|Fasting for Wellness
To Feast is Fine... To Fast, Divine!
By Ed Bauman
Ed Bauman, PhD, is a popular nutrition and health instructor and Director of Bauman College, longtime OPEN EXCHANGE lister, featured in our Schools & Certifications program.
I have had the pleasure of leading Vitality Fasting Retreats for the past twenty years. In that time I have fasted each spring and summer with groups ranging from 15 to 48. Retreats are held in a residential setting in nature away from the noise, food, stress and work responsibilities of everyday life.
The program provides a full day and evening schedule of health promoting activities, flowing from yoga to meditation, to group juice preparation, to a sharing circle, to guided exercise, hiking, swimming, hot tubbing, arts, crafts, optional private massages and nutrition consultations, and finally to evening health and nutrition classes.
The experience of being in nature, living in community with kindred souls, having ample time and space to be alone for reflection sets the table for a deep internal process to happen.
What is a Fast?
Clinically speaking, fasting is abstinence from solid food. Fasting is also a time honored holistic practice that allows one to step in and out of stress and toxicity and live well within to manifest peace for one and all. I lead a Vitality Fast, with fresh, seasonal organic juices, warm mineral broths which include seaweed, flax seeds and savory culinary spices, with a variety of herbal teas to address seasonal, group and individual needs.
Having a variety of liquid foods provides the body with essential nutrients to both cleanse and rejuvenate tissues and organs. Fasting supports cell and tissue cleansing of the organs of elimination, the liver, bowel, lymph, skin, lung and kidneys. This allows the body to be a "self-cleaning oven." Using a dry brush for massage, a tongue scrapper to clear bacterial waste in the mouth, self-administered enemas, encouraging adequate exercise and rest, enables the body to peel off layers of dead cells allowing new, fresh, vibrant cells to replace them.
One of the challenges of the fasting process is to remain centered, grounded and present to the moment.
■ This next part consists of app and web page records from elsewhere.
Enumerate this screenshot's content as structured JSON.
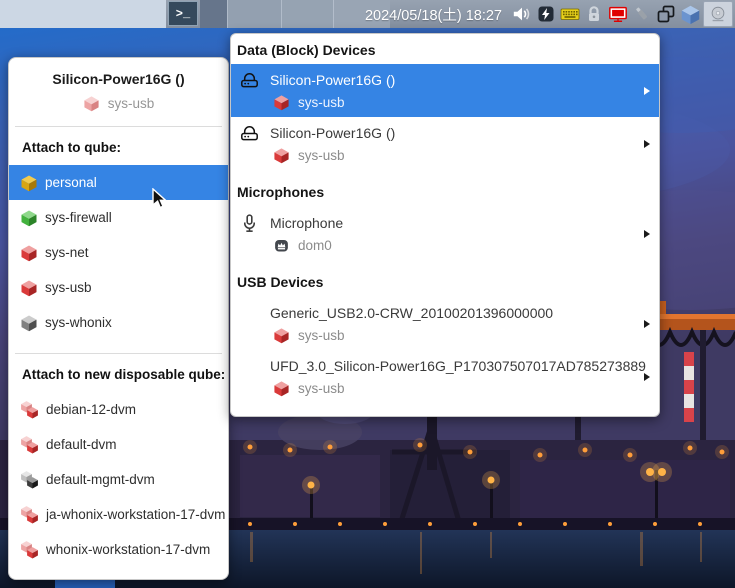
{
  "panel": {
    "clock": "2024/05/18(土) 18:27",
    "terminal_glyph": ">_",
    "tray_icons": [
      "terminal-icon",
      "volume-icon",
      "battery-icon",
      "keyboard-layout-icon",
      "lock-icon",
      "qubes-update-icon",
      "usb-stick-icon",
      "clipboard-icon",
      "qubes-domains-icon",
      "devices-widget-icon"
    ]
  },
  "attach_menu": {
    "device_title": "Silicon-Power16G ()",
    "device_vm": "sys-usb",
    "section_attach": "Attach to qube:",
    "qubes": [
      {
        "label": "personal",
        "color": "yellow",
        "selected": true
      },
      {
        "label": "sys-firewall",
        "color": "green",
        "selected": false
      },
      {
        "label": "sys-net",
        "color": "red",
        "selected": false
      },
      {
        "label": "sys-usb",
        "color": "red",
        "selected": false
      },
      {
        "label": "sys-whonix",
        "color": "gray",
        "selected": false
      }
    ],
    "section_disposable": "Attach to new disposable qube:",
    "disposables": [
      {
        "label": "debian-12-dvm",
        "color": "red"
      },
      {
        "label": "default-dvm",
        "color": "red"
      },
      {
        "label": "default-mgmt-dvm",
        "color": "black"
      },
      {
        "label": "ja-whonix-workstation-17-dvm",
        "color": "red"
      },
      {
        "label": "whonix-workstation-17-dvm",
        "color": "red"
      }
    ]
  },
  "devices_menu": {
    "sections": [
      {
        "header": "Data (Block) Devices",
        "items": [
          {
            "name": "Silicon-Power16G ()",
            "vm": "sys-usb",
            "icon": "drive-icon",
            "selected": true
          },
          {
            "name": "Silicon-Power16G ()",
            "vm": "sys-usb",
            "icon": "drive-icon",
            "selected": false
          }
        ]
      },
      {
        "header": "Microphones",
        "items": [
          {
            "name": "Microphone",
            "vm": "dom0",
            "icon": "microphone-icon",
            "selected": false
          }
        ]
      },
      {
        "header": "USB Devices",
        "items": [
          {
            "name": "Generic_USB2.0-CRW_20100201396000000",
            "vm": "sys-usb",
            "selected": false
          },
          {
            "name": "UFD_3.0_Silicon-Power16G_P170307507017AD785273889",
            "vm": "sys-usb",
            "selected": false
          }
        ]
      }
    ]
  },
  "colors": {
    "selection": "#3584e4",
    "qube_red": "#da3a3a",
    "qube_yellow": "#d9a512",
    "qube_green": "#43b23e",
    "panel": "#8c98a9"
  }
}
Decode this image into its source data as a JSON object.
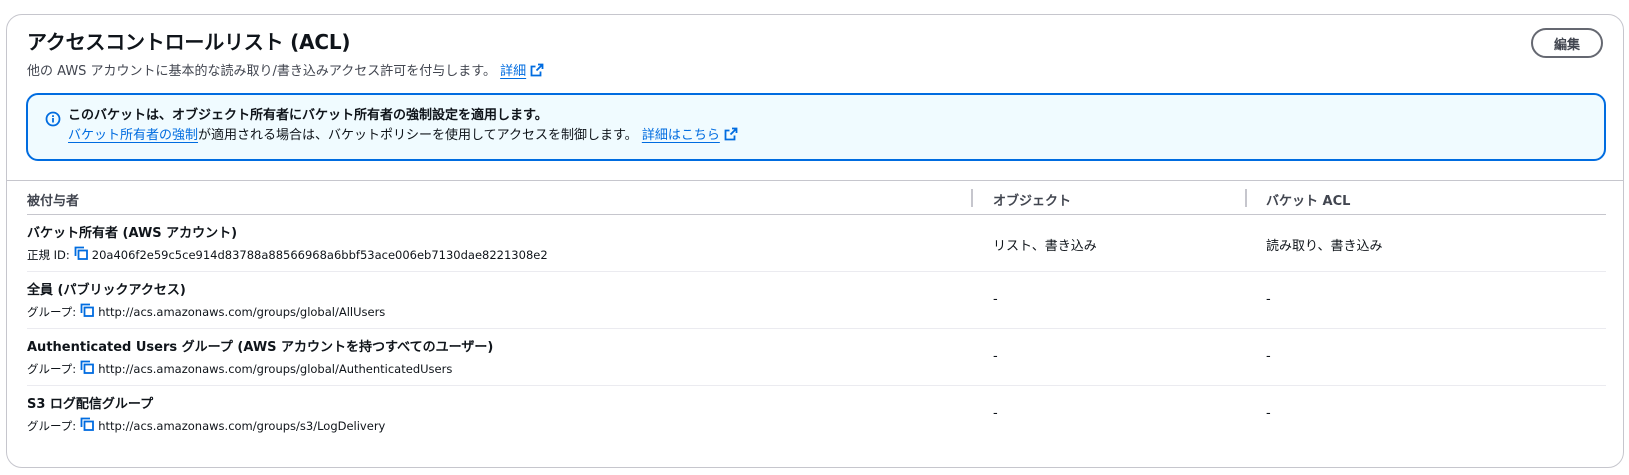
{
  "header": {
    "title": "アクセスコントロールリスト (ACL)",
    "description": "他の AWS アカウントに基本的な読み取り/書き込みアクセス許可を付与します。",
    "detail_link": "詳細",
    "edit_button": "編集"
  },
  "alert": {
    "title": "このバケットは、オブジェクト所有者にバケット所有者の強制設定を適用します。",
    "body_link": "バケット所有者の強制",
    "body_text": "が適用される場合は、バケットポリシーを使用してアクセスを制御します。",
    "detail_link": "詳細はこちら"
  },
  "table": {
    "columns": [
      "被付与者",
      "オブジェクト",
      "バケット ACL"
    ],
    "rows": [
      {
        "name": "バケット所有者 (AWS アカウント)",
        "sub_label": "正規 ID:",
        "sub_value": "20a406f2e59c5ce914d83788a88566968a6bbf53ace006eb7130dae8221308e2",
        "object": "リスト、書き込み",
        "bucket_acl": "読み取り、書き込み"
      },
      {
        "name": "全員 (パブリックアクセス)",
        "sub_label": "グループ:",
        "sub_value": "http://acs.amazonaws.com/groups/global/AllUsers",
        "object": "-",
        "bucket_acl": "-"
      },
      {
        "name": "Authenticated Users グループ (AWS アカウントを持つすべてのユーザー)",
        "sub_label": "グループ:",
        "sub_value": "http://acs.amazonaws.com/groups/global/AuthenticatedUsers",
        "object": "-",
        "bucket_acl": "-"
      },
      {
        "name": "S3 ログ配信グループ",
        "sub_label": "グループ:",
        "sub_value": "http://acs.amazonaws.com/groups/s3/LogDelivery",
        "object": "-",
        "bucket_acl": "-"
      }
    ]
  },
  "colors": {
    "link": "#006ce0",
    "alert_border": "#006ce0",
    "alert_bg": "#f0fbff",
    "text": "#0f141a",
    "border": "#c6c6cd"
  },
  "icons": [
    "external-link-icon",
    "info-icon",
    "copy-icon"
  ]
}
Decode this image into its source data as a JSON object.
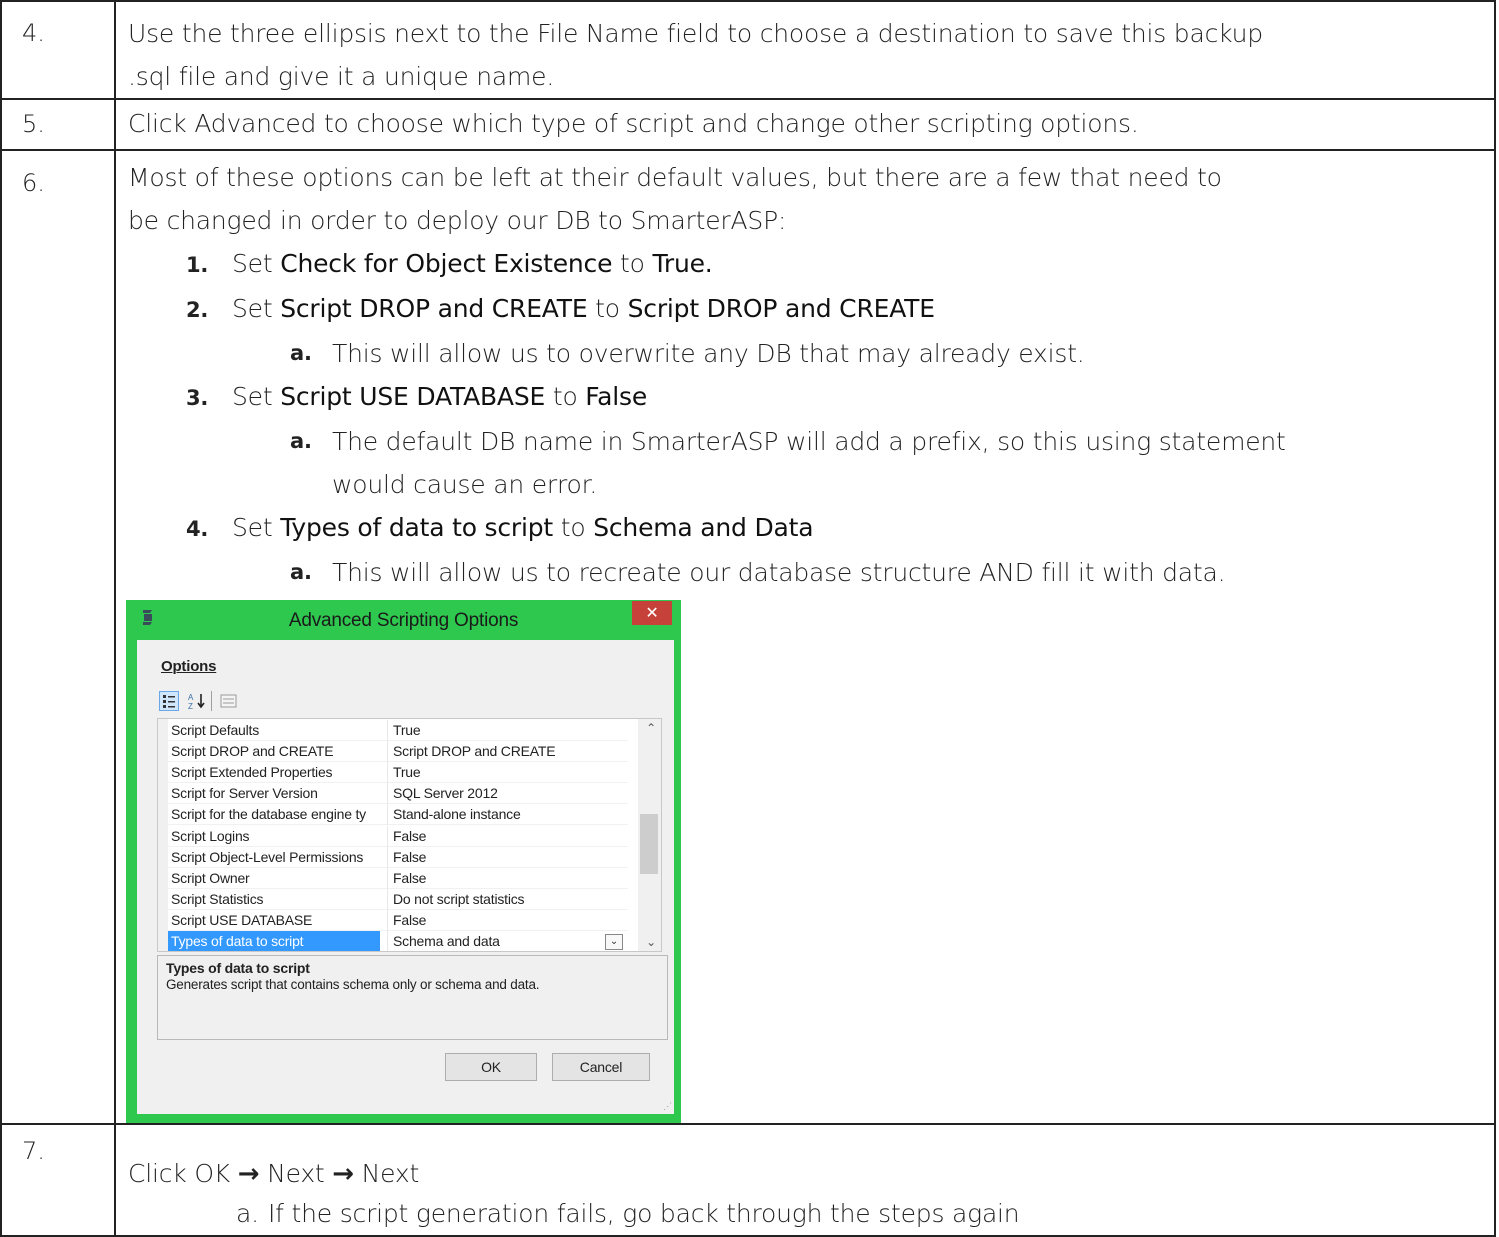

When one takes in less food, blood sugar is less stable until the body shifts into an adaptive fasting metabolism. Until one adjusts metabolically and can manage the stress of eating less and detoxifying more, spaciness, fatigue and irritability will be experienced. Often, first time fasters can't easily let go of their attachment to work, family, politics, television and material attachments. A fast is best accomplished in a natural retreat setting to allow one to connect more deeply with nature, spirit, peace and quiet.
The body is in a constant state of ingestion, digestion, assimilation and elimination. Fasting simplifies the intake and digestion of food, providing a rest for the digestive system. The soothing, healing alkaline-forming minerals and phytonutrients in the teas, juices and broths enable the layers of the intestinal mucosa to be free of food and chemical antigens (substances that provoke an immune response) that cause inflammation and tissue degradation. Pure fresh liquid food requires few enzymes to digest and provides significant amounts of enzyme precursors, such as potassium, magnesium, zinc, vitamin C and B complex. Juices allow the liver, pancreas and gut to replenish diminished organ reserve of nutrients needed for optimal digestion, assimilation and blood sugar regulation. A fast is a terrific digestive tune up for a sluggish system.
As blood is enriched with alkaline rich, micro- and phytonutrients, it delivers them to body systems that have been chronically acidic and suffering from free radical damage and oxidative stress. Cells and tissues, once pH balanced, slough off metabolic waste and cell debris. A well-fortified fasting immune system will seek out areas of chronic infection and with targeted herbal support, diminish the variety and toxicity of pathogenic organisms and their waste products.
Supervision and Breaking the Fast
Having an experienced fasting supervisor is most important to help a person know how to understand the changes in body, mind and emotion while fasting. Likewise, a fasting guide can help a person know when it is time to break the fast and resume eating solid foods. Often, fasters don't want to come down and deal with the challenge of returning to the "unreal" world they call home. There is justifiable concern about falling back into the traps of living in a hectic, polluted, and confusing world. When not fasting, I advise people to liquefy their solid foods by eating slowly, chewing well and blessing their food, friends, family and Mother Nature. Namaste!